“With the construction of their Line 3 tar sands pipeline, Enbridge is trampling on the rights of Indigenous people, destroying critical clean water resources, and exacerbating the climate crisis,” said Sierra Club Fossil-Free Finance Campaign Manager Ben Cushing. “Bank of America should be ashamed of their continued support for this disastrous project.”
“In the five years since the Paris Agreement was signed, Bank of America has provided $199 billion in financing to the fossil fuel industry. That’s more than the sharemarket value of Chevron,” said Alec Connon, Stop the Money Pipeline Coalition Coordinator. “Having a company that is so centrally complicit in the climate crisis sponsor NY Climate Week undermines the entire event.”
“Once again, we are seeing a major bank fail to make good on their half-baked climate pledges.

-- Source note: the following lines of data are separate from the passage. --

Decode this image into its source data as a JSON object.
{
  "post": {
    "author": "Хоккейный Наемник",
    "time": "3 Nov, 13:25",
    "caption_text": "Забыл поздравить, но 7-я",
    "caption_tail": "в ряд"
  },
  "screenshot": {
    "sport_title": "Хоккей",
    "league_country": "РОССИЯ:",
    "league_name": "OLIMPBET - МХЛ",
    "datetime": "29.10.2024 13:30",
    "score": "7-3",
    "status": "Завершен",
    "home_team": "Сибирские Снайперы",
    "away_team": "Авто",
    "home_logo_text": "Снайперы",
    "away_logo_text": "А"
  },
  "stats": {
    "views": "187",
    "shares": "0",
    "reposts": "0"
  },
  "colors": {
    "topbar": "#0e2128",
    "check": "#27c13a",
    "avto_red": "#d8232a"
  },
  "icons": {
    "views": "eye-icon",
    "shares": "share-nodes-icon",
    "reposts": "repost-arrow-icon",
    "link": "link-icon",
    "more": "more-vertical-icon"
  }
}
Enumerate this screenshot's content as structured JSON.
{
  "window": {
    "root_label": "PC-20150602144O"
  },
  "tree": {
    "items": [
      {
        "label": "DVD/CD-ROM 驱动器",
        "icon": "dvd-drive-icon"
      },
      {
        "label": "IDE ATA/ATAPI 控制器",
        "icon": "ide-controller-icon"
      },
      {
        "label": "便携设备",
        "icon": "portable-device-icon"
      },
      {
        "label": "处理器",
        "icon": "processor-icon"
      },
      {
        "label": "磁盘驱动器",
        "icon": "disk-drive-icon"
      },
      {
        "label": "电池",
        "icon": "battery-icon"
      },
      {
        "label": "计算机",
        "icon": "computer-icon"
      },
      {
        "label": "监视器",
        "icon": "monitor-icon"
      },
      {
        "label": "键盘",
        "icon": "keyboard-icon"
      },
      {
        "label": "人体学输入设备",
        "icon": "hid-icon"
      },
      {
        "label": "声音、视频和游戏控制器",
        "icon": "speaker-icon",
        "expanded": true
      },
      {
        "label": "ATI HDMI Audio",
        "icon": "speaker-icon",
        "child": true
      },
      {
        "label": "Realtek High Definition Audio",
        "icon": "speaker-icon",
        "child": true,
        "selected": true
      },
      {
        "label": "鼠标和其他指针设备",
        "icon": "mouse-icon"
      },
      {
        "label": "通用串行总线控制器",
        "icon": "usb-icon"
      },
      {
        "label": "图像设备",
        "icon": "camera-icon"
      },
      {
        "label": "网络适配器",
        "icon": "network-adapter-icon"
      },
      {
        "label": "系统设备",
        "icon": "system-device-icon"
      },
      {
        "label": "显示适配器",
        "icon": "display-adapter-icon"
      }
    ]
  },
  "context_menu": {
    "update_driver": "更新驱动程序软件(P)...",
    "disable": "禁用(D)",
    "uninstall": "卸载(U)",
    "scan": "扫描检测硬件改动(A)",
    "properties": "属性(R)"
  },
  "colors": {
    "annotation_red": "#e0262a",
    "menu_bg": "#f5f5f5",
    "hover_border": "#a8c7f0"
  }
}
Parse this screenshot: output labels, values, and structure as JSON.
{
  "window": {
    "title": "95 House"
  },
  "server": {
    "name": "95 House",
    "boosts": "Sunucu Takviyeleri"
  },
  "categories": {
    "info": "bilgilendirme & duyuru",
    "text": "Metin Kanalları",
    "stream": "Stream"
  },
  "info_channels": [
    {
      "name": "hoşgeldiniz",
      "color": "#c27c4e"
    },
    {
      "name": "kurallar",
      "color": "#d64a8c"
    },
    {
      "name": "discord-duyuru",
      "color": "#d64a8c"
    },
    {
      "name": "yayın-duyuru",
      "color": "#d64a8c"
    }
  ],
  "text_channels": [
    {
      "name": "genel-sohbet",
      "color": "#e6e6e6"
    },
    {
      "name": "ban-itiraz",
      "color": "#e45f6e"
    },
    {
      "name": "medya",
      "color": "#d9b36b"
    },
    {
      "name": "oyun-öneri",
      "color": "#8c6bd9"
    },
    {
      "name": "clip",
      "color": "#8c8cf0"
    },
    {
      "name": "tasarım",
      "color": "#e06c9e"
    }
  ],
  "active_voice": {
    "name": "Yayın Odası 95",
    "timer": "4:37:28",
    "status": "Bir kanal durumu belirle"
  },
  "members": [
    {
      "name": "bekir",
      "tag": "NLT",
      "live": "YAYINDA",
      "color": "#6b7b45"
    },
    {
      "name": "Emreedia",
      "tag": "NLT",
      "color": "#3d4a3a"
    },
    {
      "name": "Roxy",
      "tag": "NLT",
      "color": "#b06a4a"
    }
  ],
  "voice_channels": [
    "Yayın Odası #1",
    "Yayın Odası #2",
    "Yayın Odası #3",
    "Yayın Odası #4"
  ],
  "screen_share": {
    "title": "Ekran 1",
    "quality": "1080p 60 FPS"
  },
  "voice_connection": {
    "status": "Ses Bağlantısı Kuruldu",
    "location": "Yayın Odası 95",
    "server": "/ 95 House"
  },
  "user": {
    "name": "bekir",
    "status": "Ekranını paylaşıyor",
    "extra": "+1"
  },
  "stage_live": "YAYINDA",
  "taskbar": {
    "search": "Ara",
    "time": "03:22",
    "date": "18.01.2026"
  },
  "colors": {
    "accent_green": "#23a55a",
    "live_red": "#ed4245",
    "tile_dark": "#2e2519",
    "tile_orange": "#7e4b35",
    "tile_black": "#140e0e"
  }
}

BOA’s backing of Enbridge along with a host of Canadian banking laggards like RBC is a disgrace and pure greenwash. It is time for banks to stop hiding behind so-called sustainable financing in an attempt to counteract their continued investments in fossil fuel companies expanding oil and gas production and building new pipelines. You cannot claim to be taking climate seriously while financing violations of Indigenous rights and environmental degradation,” said Richard Brooks, Director of Climate Finance, Stand.earth
The Stop the Money Pipeline coalition is a coalition of more than 175 organizations and growing, working to hold the financial backers of climate chaos accountable.